Kids, Bikes and Christmas
Christmas is here, and you’ve decided to gift your child a bike! (Lucky kids!)
Among the hustle and bustle of gift-giving - kids running amok with holiday excitement - parents sometimes forget to cover the importance of bike safety.
Let me help you out here!
I’ve drafted some helpful how-to’s on bike safety, specifically tailored around children’s needs.
Have a look. Take some notes.
I’m certain you’ll find some useful tips to ensure your children get the most of out of their new Christmas gift.
(Now all that’s left to do is to find a place to hide it until December 25th!)
It can be easy for children—and even parents—to see their bicycle as a toy. The reality is that bikes are not toys. In fact, more children ages 5 to 14 go to hospital emergency rooms for injuries associated with bicycles than with any other sport. Despite the obvious dangers, riding a bike is a wonderful activity for kids.
For younger kids, it improves coordination, provides exercise and is a fun activity that the whole family can do together. For older kids, riding a bike gives them the chance to be independent. You can teach your kids to understand that biking should be a whole lot of fun—with a healthy dose of caution.
As a parent, you can help them…
…understand their limitations
Remember—children are not small adults. Children simply do not have the cognitive abilities of adult riders.
…know their abilities
Though each child is different, there are some general guidelines about the abilities of children at different ages. For a comprehensive Age & Stage outline, click here.
- Ages 1 to 5: Most children ages 5 and under are not ready to ride a bike. However, this is a great time to educate them about bike safety while they are passengers on your bike!
- Ages 5 to 8: Children at this age should always be supervised when they ride. Ensure your child develops healthy riding skills - avoiding obstacles in the road, riding in the straight line while looking behind. This is a great age to familiarize them with the equipment on the bike, and the importance of their helmet.
- Ages 9 to 12: There is no set age for determining whether a child is ready to ride on the road. However, most children in this age group have developed the skills to ride on arterial roads. Beginner cyclists, no matter their age, should always ride with supervision. Emphasize the importance of wearing a helmet. Many preteens and teens will begin to think helmets are uncool. Here are some tips on how to get around this dangerous notion.
- Ages 13-17: Teen cyclists have much more independence. Stress that this means that they also have more responsibility as well. As they learn to drive a car, remind them of what they learned as a cyclist, and how to keep an eye out for cyclists on the road.
…set the rules
It’s never too early to teach children the rules of safety. Even if they’re simply a passenger on your bike, you can start pointing out the rules of the road as you ride. Once they have their own bike, you should go over this list with them, and make sure to review real-world examples when you’re actually on the road. Click here to view our essential list of bicycle safety rules for children.
…get the right equipment
Parents should make sure that their child’s bike is the right size.
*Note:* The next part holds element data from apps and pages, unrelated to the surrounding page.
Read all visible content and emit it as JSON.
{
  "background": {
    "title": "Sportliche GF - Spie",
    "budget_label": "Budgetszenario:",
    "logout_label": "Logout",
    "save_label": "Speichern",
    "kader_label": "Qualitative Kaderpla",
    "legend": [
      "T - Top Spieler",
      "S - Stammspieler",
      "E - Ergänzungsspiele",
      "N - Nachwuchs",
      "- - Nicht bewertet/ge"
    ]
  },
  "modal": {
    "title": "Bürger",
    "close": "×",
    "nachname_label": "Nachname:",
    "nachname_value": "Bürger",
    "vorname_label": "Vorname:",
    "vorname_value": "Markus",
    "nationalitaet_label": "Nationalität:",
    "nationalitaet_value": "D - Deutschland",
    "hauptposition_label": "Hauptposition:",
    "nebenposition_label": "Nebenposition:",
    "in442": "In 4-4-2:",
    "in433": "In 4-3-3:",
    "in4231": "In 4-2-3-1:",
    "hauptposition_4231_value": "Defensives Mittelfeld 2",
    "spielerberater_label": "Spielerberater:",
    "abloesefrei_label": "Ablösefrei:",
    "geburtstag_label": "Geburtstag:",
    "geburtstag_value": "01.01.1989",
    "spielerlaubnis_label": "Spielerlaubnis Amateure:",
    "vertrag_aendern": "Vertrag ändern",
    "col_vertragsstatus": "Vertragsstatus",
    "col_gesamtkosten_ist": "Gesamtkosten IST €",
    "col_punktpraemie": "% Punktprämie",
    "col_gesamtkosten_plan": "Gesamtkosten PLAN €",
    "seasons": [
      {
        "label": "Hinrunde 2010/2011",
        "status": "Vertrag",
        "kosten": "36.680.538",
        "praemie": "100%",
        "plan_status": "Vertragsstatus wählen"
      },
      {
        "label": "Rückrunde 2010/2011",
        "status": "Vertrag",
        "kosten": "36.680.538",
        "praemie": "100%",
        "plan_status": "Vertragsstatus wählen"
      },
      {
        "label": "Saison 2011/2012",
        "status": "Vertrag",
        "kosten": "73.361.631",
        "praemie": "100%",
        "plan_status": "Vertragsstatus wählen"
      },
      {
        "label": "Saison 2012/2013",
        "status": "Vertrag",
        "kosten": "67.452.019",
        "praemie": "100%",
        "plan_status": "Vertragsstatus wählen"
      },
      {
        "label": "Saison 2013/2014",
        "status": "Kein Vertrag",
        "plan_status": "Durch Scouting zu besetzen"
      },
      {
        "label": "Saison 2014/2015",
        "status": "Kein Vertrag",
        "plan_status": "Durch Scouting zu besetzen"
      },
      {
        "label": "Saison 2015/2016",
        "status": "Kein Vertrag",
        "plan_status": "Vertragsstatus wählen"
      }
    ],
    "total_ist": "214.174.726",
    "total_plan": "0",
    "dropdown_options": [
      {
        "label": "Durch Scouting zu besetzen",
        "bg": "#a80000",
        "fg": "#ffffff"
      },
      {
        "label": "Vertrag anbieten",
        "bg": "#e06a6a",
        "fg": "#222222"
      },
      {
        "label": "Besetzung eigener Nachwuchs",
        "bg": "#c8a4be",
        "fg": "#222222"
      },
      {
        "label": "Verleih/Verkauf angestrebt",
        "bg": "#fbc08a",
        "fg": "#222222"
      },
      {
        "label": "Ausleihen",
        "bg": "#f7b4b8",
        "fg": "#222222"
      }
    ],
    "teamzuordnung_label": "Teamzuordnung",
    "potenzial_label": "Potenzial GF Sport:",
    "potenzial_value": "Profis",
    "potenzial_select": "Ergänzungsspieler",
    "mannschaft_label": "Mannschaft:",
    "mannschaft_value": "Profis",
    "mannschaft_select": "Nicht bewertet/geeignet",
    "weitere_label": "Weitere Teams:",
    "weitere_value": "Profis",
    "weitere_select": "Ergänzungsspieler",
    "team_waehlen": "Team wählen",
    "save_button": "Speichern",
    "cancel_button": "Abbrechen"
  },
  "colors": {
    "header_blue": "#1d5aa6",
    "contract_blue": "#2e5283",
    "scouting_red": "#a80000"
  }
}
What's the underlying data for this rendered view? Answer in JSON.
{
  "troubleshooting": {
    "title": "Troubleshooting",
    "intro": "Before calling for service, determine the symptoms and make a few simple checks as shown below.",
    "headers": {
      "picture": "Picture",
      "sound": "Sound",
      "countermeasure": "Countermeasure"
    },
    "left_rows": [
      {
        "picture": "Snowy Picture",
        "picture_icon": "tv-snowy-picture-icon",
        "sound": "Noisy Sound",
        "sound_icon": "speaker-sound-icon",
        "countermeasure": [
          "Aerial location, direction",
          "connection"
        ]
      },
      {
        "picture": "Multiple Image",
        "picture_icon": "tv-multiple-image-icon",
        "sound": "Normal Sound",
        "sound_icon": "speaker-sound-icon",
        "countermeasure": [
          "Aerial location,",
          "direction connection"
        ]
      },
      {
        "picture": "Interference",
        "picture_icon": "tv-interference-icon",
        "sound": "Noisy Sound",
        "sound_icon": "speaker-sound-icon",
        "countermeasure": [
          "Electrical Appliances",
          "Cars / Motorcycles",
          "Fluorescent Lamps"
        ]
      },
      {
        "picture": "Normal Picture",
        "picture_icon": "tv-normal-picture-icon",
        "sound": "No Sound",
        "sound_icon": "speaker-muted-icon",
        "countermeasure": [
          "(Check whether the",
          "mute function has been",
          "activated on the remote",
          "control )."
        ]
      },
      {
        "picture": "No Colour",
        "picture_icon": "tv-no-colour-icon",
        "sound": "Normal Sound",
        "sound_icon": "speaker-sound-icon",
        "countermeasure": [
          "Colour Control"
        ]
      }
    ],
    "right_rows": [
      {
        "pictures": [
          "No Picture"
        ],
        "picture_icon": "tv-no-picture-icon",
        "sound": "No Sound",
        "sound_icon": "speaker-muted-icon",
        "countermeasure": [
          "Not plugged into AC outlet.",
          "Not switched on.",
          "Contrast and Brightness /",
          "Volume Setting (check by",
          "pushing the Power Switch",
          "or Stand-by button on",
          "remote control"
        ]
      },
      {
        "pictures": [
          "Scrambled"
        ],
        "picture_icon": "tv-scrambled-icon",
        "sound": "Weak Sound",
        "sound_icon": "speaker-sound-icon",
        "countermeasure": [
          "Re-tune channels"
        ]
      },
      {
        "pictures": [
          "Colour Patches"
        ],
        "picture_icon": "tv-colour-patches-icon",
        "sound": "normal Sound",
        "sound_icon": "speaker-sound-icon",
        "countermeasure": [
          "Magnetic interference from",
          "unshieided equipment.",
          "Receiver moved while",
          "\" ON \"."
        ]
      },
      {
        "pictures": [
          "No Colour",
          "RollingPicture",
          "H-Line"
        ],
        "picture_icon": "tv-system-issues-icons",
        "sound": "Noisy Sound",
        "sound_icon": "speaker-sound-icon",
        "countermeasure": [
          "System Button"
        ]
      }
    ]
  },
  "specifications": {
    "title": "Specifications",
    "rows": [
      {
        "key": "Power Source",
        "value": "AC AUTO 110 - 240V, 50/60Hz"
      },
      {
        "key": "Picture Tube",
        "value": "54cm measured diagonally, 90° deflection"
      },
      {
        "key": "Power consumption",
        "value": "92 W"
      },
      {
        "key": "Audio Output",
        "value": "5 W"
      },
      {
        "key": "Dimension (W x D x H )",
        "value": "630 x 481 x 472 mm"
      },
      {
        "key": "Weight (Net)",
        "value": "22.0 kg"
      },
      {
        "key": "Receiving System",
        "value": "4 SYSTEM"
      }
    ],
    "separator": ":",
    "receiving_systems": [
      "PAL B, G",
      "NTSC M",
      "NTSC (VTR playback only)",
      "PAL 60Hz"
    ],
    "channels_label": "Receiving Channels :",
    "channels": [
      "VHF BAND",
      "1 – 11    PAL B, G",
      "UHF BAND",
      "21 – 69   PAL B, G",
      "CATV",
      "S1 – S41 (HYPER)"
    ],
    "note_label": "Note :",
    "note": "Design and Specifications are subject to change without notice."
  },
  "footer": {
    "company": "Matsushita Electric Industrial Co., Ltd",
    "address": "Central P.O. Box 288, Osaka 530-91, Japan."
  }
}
Buy a bike that reflects their current age, not something they’ll “grow into.” Your child should be able to place his or her feet on the ground while seated, and with an inch or two of clearance while straddling the crossbar. Make sure that your child can grasp the hand brakes, if the bike has them, and can also apply sufficient force to stop the bike completely. Make sure they can be heard and seen—equip the bike with front and rear lights, reflectors for pedals and wheels, as well as a bell or horn.
…make sure they wear a helmet
Wearing a helmet can mean the difference between walking away from an accident with light injuries and death or debilitating injury. According to the CDC, wearing a helmet can reduce brain injury by 88 percent, and facial injury by 65 percent. Getting your kids and teens to wear their helmets can be challenging, however.
Click here for some helpful tips on getting your children to wear their helmets.
…do regular safety checks
Before every ride, do a safety check with your children. Ensure the wheels, seat and handlebars are securely fastened but can move freely. Test the hand brakes. Make sure the tires are properly inflated. Inspect the brake pads, chain and wheels for any dirt that might clog their operation. Confirm that the chain is well oiled and secure. Often a major oversight that can result in a fall, ensure that your child’s clothing is not too loose and bind up shoelaces so they will not catch in the chain.
Mr. Ghabour has written several books on matters of personal injury, including A Basic Guide to Injured Bicyclists, a relevant and helpful resource. Much of this information in this post can be found in this informative book. Click here to receive a free copy of A Basic Guide to Injured Bicyclists.